TASK BRIEF
Could you repeat all of the entries below word for word, apart from the pictures?

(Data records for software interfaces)
%%

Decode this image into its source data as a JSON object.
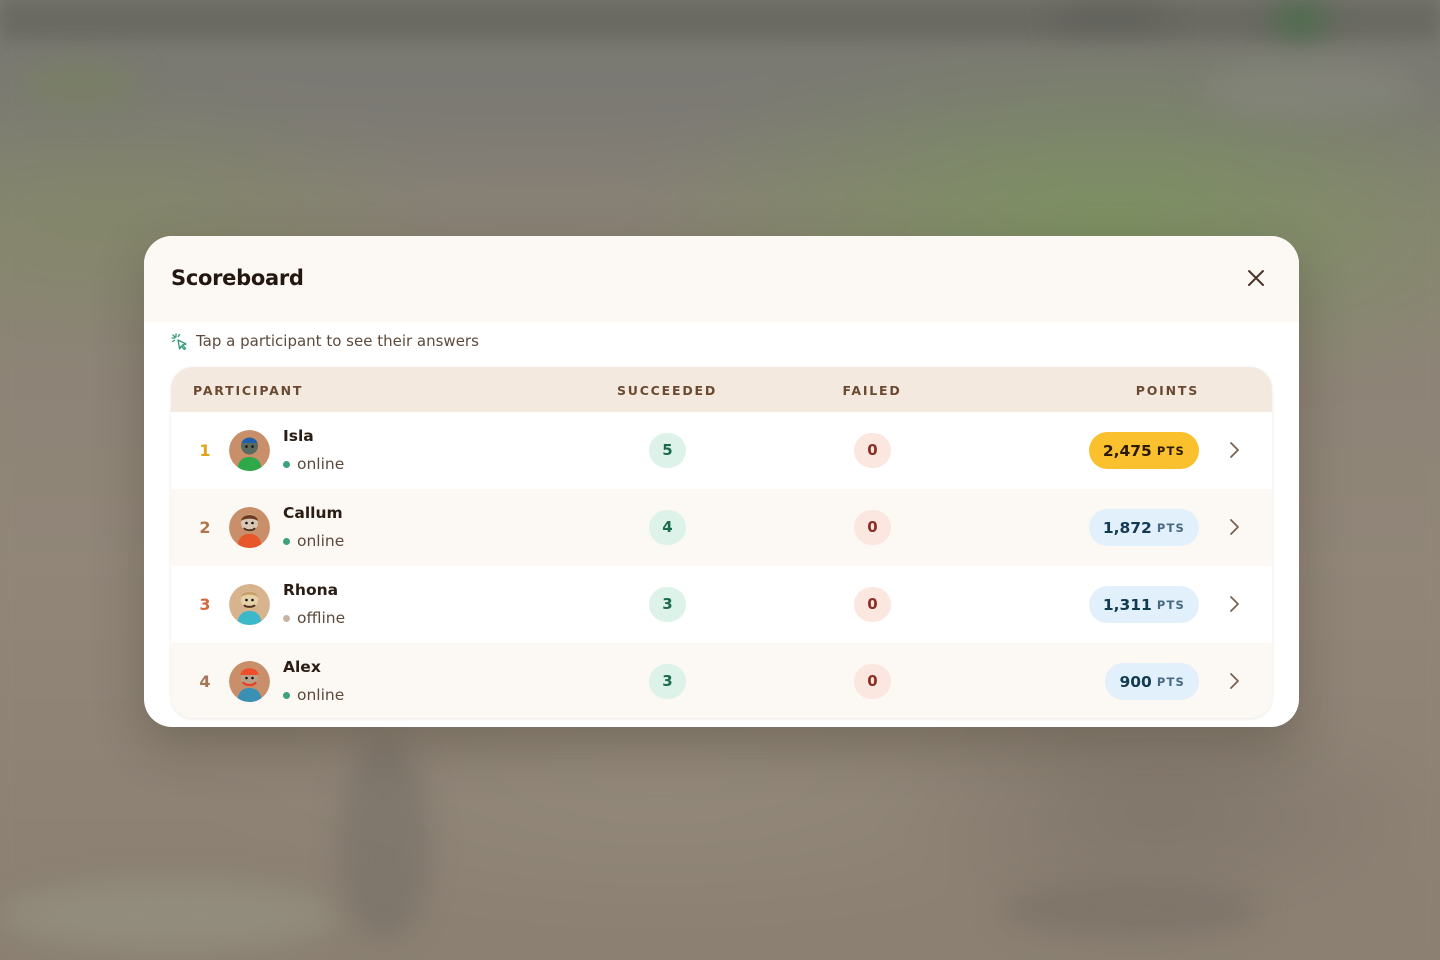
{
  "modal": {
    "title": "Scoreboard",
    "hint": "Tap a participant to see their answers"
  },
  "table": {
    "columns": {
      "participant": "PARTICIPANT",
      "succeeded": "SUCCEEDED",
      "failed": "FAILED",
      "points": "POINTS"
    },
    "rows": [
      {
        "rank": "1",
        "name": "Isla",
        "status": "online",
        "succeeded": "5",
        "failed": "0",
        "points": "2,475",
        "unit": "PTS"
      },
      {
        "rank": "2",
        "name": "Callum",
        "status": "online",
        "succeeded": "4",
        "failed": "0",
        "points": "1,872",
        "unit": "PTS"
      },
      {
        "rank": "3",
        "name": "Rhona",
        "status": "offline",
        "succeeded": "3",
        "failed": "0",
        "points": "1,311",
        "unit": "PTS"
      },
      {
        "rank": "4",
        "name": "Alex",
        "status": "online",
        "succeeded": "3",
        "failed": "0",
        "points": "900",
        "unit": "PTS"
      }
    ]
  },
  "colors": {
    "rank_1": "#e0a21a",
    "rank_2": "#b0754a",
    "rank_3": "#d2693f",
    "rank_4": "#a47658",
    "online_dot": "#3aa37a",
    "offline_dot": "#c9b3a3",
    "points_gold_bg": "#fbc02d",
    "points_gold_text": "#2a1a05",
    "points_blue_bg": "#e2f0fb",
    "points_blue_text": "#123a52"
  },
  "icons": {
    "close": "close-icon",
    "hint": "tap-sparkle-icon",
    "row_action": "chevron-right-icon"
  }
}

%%

OUTPUT BELOW
Decode this image into its source data as a JSON object.
{
  "modal": {
    "title": "Scoreboard",
    "hint": "Tap a participant to see their answers"
  },
  "table": {
    "columns": {
      "participant": "PARTICIPANT",
      "succeeded": "SUCCEEDED",
      "failed": "FAILED",
      "points": "POINTS"
    },
    "rows": [
      {
        "rank": "1",
        "name": "Isla",
        "status": "online",
        "succeeded": "5",
        "failed": "0",
        "points": "2,475",
        "unit": "PTS"
      },
      {
        "rank": "2",
        "name": "Callum",
        "status": "online",
        "succeeded": "4",
        "failed": "0",
        "points": "1,872",
        "unit": "PTS"
      },
      {
        "rank": "3",
        "name": "Rhona",
        "status": "offline",
        "succeeded": "3",
        "failed": "0",
        "points": "1,311",
        "unit": "PTS"
      },
      {
        "rank": "4",
        "name": "Alex",
        "status": "online",
        "succeeded": "3",
        "failed": "0",
        "points": "900",
        "unit": "PTS"
      }
    ]
  },
  "colors": {
    "rank_1": "#e0a21a",
    "rank_2": "#b0754a",
    "rank_3": "#d2693f",
    "rank_4": "#a47658",
    "online_dot": "#3aa37a",
    "offline_dot": "#c9b3a3",
    "points_gold_bg": "#fbc02d",
    "points_gold_text": "#2a1a05",
    "points_blue_bg": "#e2f0fb",
    "points_blue_text": "#123a52"
  },
  "icons": {
    "close": "close-icon",
    "hint": "tap-sparkle-icon",
    "row_action": "chevron-right-icon"
  }
}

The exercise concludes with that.